## What is expected
Repeat each record exactly, skipping the pictures.
---------- Record extracts ----------
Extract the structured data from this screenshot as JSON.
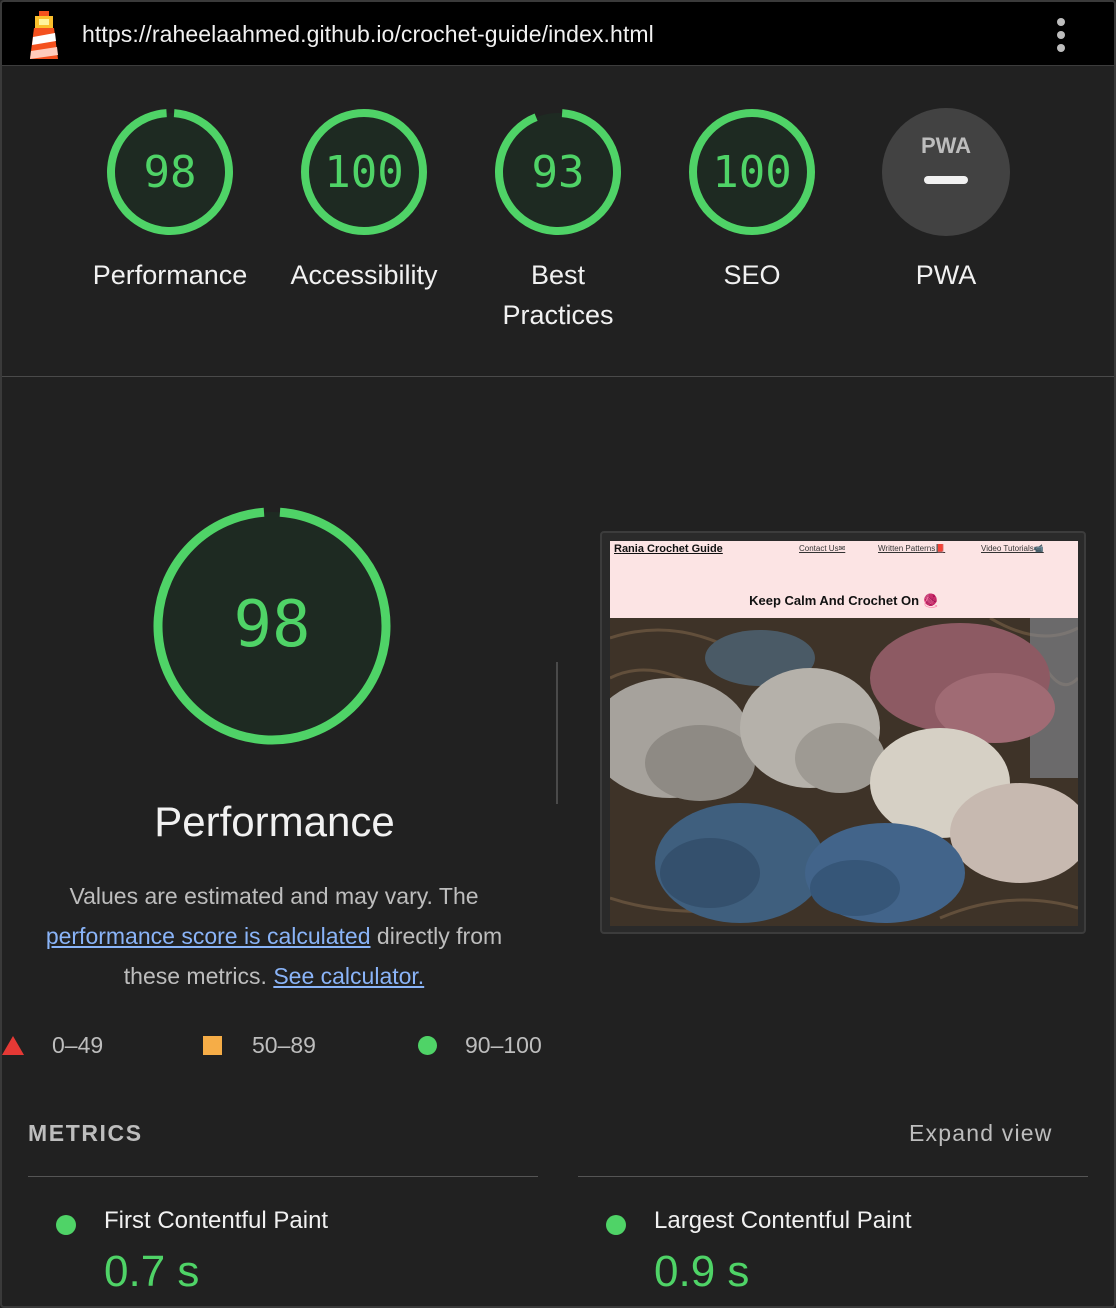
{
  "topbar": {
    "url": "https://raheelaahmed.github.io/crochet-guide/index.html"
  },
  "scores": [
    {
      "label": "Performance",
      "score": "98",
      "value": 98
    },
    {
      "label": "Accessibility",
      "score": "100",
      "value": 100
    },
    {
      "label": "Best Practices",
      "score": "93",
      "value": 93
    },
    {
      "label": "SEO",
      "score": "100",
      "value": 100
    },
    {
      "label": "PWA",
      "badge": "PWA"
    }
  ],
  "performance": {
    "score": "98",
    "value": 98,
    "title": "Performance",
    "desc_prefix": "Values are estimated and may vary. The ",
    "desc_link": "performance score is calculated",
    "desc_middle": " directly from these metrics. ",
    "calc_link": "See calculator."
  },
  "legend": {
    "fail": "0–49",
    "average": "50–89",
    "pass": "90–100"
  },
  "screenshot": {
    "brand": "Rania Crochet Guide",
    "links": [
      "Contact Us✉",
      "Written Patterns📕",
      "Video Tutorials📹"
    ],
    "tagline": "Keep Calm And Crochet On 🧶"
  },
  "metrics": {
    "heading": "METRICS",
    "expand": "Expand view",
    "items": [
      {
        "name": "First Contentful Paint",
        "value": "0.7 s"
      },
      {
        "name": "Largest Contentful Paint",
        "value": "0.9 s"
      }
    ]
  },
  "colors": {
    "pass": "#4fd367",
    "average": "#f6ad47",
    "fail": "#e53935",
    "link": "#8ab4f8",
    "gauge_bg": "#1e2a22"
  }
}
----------
## Response to the task
Extract the structured data from this screenshot as JSON.
{
  "topbar": {
    "url": "https://raheelaahmed.github.io/crochet-guide/index.html"
  },
  "scores": [
    {
      "label": "Performance",
      "score": "98",
      "value": 98
    },
    {
      "label": "Accessibility",
      "score": "100",
      "value": 100
    },
    {
      "label": "Best Practices",
      "score": "93",
      "value": 93
    },
    {
      "label": "SEO",
      "score": "100",
      "value": 100
    },
    {
      "label": "PWA",
      "badge": "PWA"
    }
  ],
  "performance": {
    "score": "98",
    "value": 98,
    "title": "Performance",
    "desc_prefix": "Values are estimated and may vary. The ",
    "desc_link": "performance score is calculated",
    "desc_middle": " directly from these metrics. ",
    "calc_link": "See calculator."
  },
  "legend": {
    "fail": "0–49",
    "average": "50–89",
    "pass": "90–100"
  },
  "screenshot": {
    "brand": "Rania Crochet Guide",
    "links": [
      "Contact Us✉",
      "Written Patterns📕",
      "Video Tutorials📹"
    ],
    "tagline": "Keep Calm And Crochet On 🧶"
  },
  "metrics": {
    "heading": "METRICS",
    "expand": "Expand view",
    "items": [
      {
        "name": "First Contentful Paint",
        "value": "0.7 s"
      },
      {
        "name": "Largest Contentful Paint",
        "value": "0.9 s"
      }
    ]
  },
  "colors": {
    "pass": "#4fd367",
    "average": "#f6ad47",
    "fail": "#e53935",
    "link": "#8ab4f8",
    "gauge_bg": "#1e2a22"
  }
}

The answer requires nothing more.